  11. Ehrenfeld M, Abu-Shakra M, Buskila D, Shoenfeld Y: The dual association between lymphoma and autoimmunity. Blood Cells Mol Dis. 2001, 27: 750-756. 10.1006/bcmd.2001.0442.View ArticlePubMedGoogle Scholar
  12. Kelly JJ, Karcher DS: Lymphoma and peripheral neuropathy: a clinical review. Muscle Nerve. 2005, 31: 301-313. 10.1002/mus.20163.View ArticlePubMedGoogle Scholar
  13. Connors JM: Clinical manifestations and natural history of Hodgkin’s lymphoma. Cancer J. 2009, 15: 124-128. 10.1097/PPO.0b013e3181a282d8.View ArticlePubMedGoogle Scholar
  14. Cancer Chemotherapy: Principles and Practices. Edited by: Chabner BA, Longo DL. 2006, Philadelphia, PA: Lippincott Williams and Wilkins, 4Google Scholar
  15. Toft CE: Guillian-Barre syndrome–a case study. Accid Emerg Nurs. 2002, 10: 92-102. 10.1054/aaen.2001.0344.View ArticlePubMedGoogle Scholar

Copyright

© Hughes et al.; licensee BioMed Central. 2014

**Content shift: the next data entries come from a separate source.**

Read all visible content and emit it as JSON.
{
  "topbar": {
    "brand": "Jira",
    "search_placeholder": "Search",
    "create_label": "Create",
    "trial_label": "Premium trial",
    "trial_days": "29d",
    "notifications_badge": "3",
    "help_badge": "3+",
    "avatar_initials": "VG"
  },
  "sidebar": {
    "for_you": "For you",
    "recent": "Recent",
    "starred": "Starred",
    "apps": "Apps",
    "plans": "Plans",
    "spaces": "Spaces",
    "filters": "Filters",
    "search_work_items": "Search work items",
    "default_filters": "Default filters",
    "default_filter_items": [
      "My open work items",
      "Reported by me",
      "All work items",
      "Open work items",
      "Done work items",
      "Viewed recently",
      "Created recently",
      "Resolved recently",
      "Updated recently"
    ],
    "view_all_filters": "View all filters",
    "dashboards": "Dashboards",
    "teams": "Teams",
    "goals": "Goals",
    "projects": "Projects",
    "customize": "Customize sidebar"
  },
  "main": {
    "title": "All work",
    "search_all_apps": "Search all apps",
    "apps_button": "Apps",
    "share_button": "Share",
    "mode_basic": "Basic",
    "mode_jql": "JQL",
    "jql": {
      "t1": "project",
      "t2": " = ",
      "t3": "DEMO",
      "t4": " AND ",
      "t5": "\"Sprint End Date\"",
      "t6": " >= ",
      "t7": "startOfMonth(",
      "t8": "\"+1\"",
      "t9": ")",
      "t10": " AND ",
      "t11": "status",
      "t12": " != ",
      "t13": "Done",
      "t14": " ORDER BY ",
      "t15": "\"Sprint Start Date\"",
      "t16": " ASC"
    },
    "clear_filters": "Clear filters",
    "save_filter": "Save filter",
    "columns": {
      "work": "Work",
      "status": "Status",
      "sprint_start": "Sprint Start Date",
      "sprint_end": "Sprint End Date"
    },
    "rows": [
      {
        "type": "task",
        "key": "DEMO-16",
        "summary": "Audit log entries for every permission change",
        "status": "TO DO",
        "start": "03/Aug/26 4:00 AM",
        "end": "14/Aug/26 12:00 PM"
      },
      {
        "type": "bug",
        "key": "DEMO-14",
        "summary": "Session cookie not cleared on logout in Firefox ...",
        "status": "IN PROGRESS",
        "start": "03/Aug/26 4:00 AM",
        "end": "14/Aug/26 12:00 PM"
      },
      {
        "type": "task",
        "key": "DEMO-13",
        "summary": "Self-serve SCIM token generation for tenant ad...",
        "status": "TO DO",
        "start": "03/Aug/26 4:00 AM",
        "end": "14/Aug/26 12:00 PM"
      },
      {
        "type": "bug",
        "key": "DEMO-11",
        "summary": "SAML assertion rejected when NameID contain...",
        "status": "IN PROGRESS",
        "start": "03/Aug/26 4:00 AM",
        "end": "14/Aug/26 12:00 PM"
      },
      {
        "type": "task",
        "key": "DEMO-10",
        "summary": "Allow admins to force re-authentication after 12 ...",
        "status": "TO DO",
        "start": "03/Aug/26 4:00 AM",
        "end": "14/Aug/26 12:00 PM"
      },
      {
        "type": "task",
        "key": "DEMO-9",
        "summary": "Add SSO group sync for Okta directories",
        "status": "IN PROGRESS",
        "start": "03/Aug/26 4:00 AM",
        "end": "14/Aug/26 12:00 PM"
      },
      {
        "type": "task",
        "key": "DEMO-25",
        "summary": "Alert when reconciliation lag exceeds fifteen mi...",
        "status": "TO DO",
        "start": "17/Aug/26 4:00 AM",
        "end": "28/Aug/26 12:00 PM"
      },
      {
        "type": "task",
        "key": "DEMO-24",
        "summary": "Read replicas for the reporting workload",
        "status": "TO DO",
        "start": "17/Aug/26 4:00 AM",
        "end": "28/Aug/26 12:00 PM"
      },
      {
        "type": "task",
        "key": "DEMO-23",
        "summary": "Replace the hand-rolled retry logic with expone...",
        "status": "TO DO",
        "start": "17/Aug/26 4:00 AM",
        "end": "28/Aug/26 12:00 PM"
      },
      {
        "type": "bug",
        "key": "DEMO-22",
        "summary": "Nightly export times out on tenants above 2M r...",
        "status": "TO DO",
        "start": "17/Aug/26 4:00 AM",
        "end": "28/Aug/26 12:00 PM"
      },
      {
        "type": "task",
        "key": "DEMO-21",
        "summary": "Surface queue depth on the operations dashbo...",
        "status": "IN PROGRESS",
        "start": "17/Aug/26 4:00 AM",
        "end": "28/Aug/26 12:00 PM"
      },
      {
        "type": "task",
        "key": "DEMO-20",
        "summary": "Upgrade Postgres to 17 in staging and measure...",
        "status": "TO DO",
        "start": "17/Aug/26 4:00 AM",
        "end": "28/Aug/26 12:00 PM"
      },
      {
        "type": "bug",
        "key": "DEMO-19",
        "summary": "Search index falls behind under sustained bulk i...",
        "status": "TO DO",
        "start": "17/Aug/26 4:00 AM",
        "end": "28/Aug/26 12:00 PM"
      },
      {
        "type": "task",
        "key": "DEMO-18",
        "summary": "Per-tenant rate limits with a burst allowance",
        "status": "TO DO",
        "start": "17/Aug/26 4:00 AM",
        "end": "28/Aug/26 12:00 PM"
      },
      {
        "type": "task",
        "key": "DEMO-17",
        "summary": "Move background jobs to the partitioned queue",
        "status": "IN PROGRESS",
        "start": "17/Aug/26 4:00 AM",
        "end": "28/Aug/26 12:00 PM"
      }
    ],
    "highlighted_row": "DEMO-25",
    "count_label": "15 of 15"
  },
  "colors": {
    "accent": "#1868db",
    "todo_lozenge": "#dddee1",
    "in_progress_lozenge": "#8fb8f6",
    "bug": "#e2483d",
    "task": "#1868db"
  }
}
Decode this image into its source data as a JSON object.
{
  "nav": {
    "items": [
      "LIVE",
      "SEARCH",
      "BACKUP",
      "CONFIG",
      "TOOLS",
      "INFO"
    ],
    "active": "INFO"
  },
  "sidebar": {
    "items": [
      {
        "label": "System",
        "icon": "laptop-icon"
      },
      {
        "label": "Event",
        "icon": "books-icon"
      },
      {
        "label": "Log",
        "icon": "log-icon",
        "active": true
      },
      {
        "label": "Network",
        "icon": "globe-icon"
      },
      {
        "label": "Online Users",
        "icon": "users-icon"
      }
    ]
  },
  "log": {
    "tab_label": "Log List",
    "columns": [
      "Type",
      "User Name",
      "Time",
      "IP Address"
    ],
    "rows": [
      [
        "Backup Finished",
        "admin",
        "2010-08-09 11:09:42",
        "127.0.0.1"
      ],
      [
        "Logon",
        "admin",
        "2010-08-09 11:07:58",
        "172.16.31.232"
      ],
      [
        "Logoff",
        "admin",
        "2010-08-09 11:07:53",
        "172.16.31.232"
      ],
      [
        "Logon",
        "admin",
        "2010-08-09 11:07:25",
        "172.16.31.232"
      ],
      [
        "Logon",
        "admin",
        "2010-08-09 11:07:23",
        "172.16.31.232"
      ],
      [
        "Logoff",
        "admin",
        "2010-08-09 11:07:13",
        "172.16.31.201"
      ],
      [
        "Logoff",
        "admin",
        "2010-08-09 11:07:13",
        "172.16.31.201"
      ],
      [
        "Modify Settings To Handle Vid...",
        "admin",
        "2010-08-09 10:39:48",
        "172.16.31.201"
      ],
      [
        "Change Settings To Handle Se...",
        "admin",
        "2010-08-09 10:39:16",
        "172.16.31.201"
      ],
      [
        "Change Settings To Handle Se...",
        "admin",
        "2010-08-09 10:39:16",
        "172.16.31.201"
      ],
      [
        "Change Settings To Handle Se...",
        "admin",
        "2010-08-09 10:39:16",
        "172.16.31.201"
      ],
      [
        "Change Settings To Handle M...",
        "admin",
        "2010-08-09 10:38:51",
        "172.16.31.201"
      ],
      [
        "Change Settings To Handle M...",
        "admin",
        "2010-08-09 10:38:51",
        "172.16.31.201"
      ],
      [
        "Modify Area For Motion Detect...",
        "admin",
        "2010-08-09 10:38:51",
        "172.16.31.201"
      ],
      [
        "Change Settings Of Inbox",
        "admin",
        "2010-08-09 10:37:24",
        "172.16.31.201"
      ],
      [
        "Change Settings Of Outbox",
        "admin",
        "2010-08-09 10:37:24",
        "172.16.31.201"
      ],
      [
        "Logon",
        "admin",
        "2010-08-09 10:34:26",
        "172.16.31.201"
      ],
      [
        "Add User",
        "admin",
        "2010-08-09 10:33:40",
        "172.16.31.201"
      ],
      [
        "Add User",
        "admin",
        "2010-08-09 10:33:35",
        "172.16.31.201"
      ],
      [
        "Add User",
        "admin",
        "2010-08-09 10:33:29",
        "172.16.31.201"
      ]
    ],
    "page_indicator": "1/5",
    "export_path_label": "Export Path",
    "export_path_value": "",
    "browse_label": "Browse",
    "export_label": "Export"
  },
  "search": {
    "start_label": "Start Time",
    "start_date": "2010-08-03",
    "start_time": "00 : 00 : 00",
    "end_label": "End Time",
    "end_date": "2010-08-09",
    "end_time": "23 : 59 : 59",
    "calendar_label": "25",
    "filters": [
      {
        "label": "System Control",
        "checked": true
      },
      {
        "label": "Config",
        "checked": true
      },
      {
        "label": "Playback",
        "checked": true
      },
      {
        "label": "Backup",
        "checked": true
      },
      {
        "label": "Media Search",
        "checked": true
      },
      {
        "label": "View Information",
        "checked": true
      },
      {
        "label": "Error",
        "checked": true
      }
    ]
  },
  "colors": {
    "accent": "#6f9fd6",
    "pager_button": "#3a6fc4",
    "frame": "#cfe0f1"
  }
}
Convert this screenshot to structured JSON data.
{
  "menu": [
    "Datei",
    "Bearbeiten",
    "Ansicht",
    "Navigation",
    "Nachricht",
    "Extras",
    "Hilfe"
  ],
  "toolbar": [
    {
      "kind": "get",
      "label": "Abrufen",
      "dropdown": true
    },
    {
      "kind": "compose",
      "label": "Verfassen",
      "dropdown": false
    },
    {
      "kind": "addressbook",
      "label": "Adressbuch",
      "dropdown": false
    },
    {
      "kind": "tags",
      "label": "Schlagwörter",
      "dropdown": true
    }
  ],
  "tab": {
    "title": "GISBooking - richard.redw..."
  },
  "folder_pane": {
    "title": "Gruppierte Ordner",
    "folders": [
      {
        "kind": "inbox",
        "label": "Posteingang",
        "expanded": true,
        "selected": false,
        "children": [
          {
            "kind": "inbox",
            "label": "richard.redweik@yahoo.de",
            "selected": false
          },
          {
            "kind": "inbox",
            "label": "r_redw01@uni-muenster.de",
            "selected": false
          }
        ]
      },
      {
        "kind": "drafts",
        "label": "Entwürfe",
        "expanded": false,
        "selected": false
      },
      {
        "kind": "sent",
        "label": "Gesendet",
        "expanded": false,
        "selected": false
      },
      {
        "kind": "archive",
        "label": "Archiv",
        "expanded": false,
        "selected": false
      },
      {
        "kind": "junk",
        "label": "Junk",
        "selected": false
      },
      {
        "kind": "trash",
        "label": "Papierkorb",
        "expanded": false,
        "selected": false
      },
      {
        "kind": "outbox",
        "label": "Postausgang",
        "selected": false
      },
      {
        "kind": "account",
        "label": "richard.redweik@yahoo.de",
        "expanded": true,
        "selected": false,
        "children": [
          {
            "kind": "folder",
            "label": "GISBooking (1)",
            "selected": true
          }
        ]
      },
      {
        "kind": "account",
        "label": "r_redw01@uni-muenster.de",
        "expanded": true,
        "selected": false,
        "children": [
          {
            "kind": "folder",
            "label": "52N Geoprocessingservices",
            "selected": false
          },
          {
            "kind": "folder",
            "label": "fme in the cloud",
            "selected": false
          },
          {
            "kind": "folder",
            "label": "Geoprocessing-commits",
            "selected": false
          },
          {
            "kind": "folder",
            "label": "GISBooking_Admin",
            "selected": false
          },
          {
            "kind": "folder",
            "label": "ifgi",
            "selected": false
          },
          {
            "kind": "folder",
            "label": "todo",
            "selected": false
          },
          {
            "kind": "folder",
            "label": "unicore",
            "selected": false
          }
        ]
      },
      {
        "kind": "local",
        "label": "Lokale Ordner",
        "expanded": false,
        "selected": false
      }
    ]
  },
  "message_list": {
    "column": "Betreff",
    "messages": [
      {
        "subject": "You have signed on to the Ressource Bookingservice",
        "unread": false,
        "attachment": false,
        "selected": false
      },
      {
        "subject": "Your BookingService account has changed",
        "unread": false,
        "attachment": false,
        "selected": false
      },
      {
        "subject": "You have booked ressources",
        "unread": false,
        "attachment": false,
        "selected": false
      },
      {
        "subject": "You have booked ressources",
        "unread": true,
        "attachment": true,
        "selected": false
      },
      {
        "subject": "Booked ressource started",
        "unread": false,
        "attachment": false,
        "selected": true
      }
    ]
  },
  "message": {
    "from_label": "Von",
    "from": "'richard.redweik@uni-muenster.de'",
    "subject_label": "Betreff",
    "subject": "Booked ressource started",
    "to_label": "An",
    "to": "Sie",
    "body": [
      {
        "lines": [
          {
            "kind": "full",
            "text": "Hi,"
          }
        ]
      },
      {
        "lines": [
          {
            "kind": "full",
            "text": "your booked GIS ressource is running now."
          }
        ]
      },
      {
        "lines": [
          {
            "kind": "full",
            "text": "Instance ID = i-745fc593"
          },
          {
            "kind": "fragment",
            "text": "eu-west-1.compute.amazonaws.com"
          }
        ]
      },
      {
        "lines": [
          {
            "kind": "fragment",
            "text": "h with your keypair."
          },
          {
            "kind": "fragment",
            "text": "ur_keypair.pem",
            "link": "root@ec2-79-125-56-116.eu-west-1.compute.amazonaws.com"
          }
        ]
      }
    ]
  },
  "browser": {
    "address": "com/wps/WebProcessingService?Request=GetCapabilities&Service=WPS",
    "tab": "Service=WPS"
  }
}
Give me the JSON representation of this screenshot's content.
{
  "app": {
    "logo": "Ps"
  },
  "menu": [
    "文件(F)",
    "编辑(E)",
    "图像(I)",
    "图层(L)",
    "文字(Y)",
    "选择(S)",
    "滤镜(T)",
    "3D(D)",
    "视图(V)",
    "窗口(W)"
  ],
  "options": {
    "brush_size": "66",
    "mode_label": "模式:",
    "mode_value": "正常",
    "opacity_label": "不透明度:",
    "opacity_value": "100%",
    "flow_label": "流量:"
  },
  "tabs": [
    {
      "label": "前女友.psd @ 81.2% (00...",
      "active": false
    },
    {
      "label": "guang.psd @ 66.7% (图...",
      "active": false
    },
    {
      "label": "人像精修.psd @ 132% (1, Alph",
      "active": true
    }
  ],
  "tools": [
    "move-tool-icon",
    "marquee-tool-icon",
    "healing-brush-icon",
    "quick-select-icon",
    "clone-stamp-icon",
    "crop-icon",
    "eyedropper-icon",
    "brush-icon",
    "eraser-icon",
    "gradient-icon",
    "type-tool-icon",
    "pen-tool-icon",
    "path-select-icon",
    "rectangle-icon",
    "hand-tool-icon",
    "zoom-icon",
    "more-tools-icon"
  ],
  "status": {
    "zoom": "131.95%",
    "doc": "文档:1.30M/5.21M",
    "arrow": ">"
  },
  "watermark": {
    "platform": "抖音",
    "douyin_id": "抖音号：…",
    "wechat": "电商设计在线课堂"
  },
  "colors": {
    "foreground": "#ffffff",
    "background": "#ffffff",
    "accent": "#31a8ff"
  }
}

This article is published under license to BioMed Central Ltd. This is an Open Access article distributed under the terms of the Creative Commons Attribution License (http://creativecommons.org/licenses/by/4.0), which permits unrestricted use, distribution, and reproduction in any medium, provided the original work is properly credited. The Creative Commons Public Domain Dedication waiver (http://creativecommons.org/publicdomain/zero/1.0/) applies to the data made available in this article, unless otherwise stated.

Advertisement